Segment Open

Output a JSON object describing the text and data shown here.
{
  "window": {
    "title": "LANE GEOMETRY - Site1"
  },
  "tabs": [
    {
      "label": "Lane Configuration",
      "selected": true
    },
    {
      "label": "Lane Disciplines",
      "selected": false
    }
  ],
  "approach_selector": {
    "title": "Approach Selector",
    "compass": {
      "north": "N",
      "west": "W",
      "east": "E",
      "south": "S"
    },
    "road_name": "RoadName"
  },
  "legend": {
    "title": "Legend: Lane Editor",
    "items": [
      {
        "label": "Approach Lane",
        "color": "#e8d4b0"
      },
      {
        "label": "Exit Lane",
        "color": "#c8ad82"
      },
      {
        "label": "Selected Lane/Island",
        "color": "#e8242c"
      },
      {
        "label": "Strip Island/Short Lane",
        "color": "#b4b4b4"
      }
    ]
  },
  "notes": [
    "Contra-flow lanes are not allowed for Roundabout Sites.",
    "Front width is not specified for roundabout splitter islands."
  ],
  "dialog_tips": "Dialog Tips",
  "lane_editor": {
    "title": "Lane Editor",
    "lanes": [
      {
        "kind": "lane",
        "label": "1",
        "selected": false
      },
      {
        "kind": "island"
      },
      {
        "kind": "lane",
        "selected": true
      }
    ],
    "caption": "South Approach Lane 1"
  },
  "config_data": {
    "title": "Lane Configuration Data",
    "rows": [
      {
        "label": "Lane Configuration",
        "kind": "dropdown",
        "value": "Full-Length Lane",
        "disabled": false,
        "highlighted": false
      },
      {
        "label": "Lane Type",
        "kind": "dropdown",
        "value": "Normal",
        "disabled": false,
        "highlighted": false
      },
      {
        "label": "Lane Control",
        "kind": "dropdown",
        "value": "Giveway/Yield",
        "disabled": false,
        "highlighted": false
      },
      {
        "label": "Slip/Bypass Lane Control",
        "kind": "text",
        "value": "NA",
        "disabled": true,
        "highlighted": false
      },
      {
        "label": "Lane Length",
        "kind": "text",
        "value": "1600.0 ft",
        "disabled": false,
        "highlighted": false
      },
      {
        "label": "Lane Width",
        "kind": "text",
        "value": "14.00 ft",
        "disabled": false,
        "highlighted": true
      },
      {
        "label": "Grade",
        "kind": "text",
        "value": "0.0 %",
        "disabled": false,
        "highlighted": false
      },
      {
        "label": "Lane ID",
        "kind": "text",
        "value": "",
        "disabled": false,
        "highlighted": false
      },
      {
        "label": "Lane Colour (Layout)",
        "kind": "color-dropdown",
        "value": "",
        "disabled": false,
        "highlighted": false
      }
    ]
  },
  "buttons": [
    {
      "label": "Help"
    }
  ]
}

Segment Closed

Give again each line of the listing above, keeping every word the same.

ANSWER TO THE EXERCISE —
Output a JSON object describing the text and data shown here.
{
  "window": {
    "title": "LANE GEOMETRY - Site1"
  },
  "tabs": [
    {
      "label": "Lane Configuration",
      "selected": true
    },
    {
      "label": "Lane Disciplines",
      "selected": false
    }
  ],
  "approach_selector": {
    "title": "Approach Selector",
    "compass": {
      "north": "N",
      "west": "W",
      "east": "E",
      "south": "S"
    },
    "road_name": "RoadName"
  },
  "legend": {
    "title": "Legend: Lane Editor",
    "items": [
      {
        "label": "Approach Lane",
        "color": "#e8d4b0"
      },
      {
        "label": "Exit Lane",
        "color": "#c8ad82"
      },
      {
        "label": "Selected Lane/Island",
        "color": "#e8242c"
      },
      {
        "label": "Strip Island/Short Lane",
        "color": "#b4b4b4"
      }
    ]
  },
  "notes": [
    "Contra-flow lanes are not allowed for Roundabout Sites.",
    "Front width is not specified for roundabout splitter islands."
  ],
  "dialog_tips": "Dialog Tips",
  "lane_editor": {
    "title": "Lane Editor",
    "lanes": [
      {
        "kind": "lane",
        "label": "1",
        "selected": false
      },
      {
        "kind": "island"
      },
      {
        "kind": "lane",
        "selected": true
      }
    ],
    "caption": "South Approach Lane 1"
  },
  "config_data": {
    "title": "Lane Configuration Data",
    "rows": [
      {
        "label": "Lane Configuration",
        "kind": "dropdown",
        "value": "Full-Length Lane",
        "disabled": false,
        "highlighted": false
      },
      {
        "label": "Lane Type",
        "kind": "dropdown",
        "value": "Normal",
        "disabled": false,
        "highlighted": false
      },
      {
        "label": "Lane Control",
        "kind": "dropdown",
        "value": "Giveway/Yield",
        "disabled": false,
        "highlighted": false
      },
      {
        "label": "Slip/Bypass Lane Control",
        "kind": "text",
        "value": "NA",
        "disabled": true,
        "highlighted": false
      },
      {
        "label": "Lane Length",
        "kind": "text",
        "value": "1600.0 ft",
        "disabled": false,
        "highlighted": false
      },
      {
        "label": "Lane Width",
        "kind": "text",
        "value": "14.00 ft",
        "disabled": false,
        "highlighted": true
      },
      {
        "label": "Grade",
        "kind": "text",
        "value": "0.0 %",
        "disabled": false,
        "highlighted": false
      },
      {
        "label": "Lane ID",
        "kind": "text",
        "value": "",
        "disabled": false,
        "highlighted": false
      },
      {
        "label": "Lane Colour (Layout)",
        "kind": "color-dropdown",
        "value": "",
        "disabled": false,
        "highlighted": false
      }
    ]
  },
  "buttons": [
    {
      "label": "Help"
    }
  ]
}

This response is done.